Another pastor, Zayna Hart Thomp­son, uses public spaces creatively in her pastoral ministry. Every Wednesday afternoon, from 2–5 p.m., she sits in her local coffee shop for “public office hours.” Her congregants know that she will always be there and that they are welcome to drop by.

One congregant, Jane, sat down to chat, claiming to be just stopping by while out running errands. But she eventually shared with Thompson that she wasn’t really running errands. She was coming from a support group for families with loved ones suffering from dementia and Alzheimer’s. That moment in the coffee shop with her pastor provided a sacred space for reflection before Jane summoned the courage to return home. Another congregant, Roger, serves on the church’s governing board, works full-time, and partners with his wife in parenting three boys. His schedule is complicated, so he appreciates being able to pop into the coffee shop on Wednesdays as his schedule allows to talk with his pastor about church projects he’s working on.

By committing to this weekly practice, Thompson has also established a consistent presence in the community square. When she’s not in conversation, she embraces the opportunity to keep watch from the coffee shop’s front window, open to what God is doing and how God might show up.

While the book contains many inspiring stories of creativity in congregational life, its emphasis—as the title Sacred Habits implies—is on personal and communal spiritual practices. In this respect, I found the book less helpful. Many of the essays encourage clergy to attend to practices such as writing a rule of life, forming a clergy group, taking a sabbatical, and seeking spiritual direction. The premise is that creativity often emerges from such practices. It’s a solid premise, but I don’t find it particularly novel.           

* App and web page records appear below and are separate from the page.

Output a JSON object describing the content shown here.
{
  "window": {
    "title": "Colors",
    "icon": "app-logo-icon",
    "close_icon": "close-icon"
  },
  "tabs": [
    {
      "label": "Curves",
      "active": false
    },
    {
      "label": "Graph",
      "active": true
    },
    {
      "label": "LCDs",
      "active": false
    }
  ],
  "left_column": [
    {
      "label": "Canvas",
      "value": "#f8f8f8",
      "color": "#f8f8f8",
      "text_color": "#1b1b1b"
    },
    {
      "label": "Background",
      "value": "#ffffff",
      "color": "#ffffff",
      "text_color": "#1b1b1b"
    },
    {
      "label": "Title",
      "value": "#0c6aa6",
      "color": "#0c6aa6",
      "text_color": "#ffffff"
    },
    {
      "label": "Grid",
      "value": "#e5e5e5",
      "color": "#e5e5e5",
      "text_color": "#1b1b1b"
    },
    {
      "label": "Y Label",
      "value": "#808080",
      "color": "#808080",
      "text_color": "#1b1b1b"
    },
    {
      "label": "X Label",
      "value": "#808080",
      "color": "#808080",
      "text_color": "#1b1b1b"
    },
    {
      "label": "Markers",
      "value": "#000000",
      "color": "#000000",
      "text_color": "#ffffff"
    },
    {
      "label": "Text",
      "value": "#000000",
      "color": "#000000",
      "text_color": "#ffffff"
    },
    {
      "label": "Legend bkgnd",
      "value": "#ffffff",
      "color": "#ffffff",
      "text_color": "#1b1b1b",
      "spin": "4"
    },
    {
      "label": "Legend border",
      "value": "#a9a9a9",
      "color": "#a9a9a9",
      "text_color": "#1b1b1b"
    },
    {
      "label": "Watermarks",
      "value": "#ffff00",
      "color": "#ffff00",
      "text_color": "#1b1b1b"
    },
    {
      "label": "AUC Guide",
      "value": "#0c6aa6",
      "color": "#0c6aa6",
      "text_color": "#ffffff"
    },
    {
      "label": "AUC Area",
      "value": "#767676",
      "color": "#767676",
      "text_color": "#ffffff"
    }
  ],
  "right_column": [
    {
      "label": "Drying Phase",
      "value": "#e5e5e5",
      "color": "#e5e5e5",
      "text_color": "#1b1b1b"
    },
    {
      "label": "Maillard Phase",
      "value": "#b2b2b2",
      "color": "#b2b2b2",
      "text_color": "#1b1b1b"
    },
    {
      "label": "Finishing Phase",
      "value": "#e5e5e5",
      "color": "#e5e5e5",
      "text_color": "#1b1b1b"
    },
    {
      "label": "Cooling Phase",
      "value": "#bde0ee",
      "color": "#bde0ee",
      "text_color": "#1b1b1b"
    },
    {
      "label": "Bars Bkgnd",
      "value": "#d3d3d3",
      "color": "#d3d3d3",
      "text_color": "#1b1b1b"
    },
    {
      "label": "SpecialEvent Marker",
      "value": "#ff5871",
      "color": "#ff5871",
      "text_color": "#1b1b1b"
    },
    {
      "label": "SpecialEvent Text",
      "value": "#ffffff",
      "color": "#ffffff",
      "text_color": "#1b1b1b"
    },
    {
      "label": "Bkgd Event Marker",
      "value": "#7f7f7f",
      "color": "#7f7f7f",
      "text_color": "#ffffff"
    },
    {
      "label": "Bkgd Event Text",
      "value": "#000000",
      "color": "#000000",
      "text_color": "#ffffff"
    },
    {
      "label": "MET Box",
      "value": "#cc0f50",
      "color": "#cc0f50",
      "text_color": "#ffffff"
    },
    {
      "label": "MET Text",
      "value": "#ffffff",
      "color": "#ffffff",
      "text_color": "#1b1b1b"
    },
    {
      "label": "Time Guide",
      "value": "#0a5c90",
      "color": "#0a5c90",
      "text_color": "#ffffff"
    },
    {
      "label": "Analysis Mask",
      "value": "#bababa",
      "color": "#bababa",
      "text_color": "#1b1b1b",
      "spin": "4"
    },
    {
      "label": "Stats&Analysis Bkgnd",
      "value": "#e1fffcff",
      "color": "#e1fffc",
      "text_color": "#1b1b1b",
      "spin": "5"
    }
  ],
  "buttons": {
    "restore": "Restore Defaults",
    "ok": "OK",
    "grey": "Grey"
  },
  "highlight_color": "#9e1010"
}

The chapters focusing on spiritual practices may be useful to those who aren’t yet convinced that creative ideas can emerge from times of “doing nothing,” meditating on scripture, and practicing the simple art of being present. But if you’re seeking a source of creative stimulation, focus on the essays that tell the stories of experiments in congregational ministry.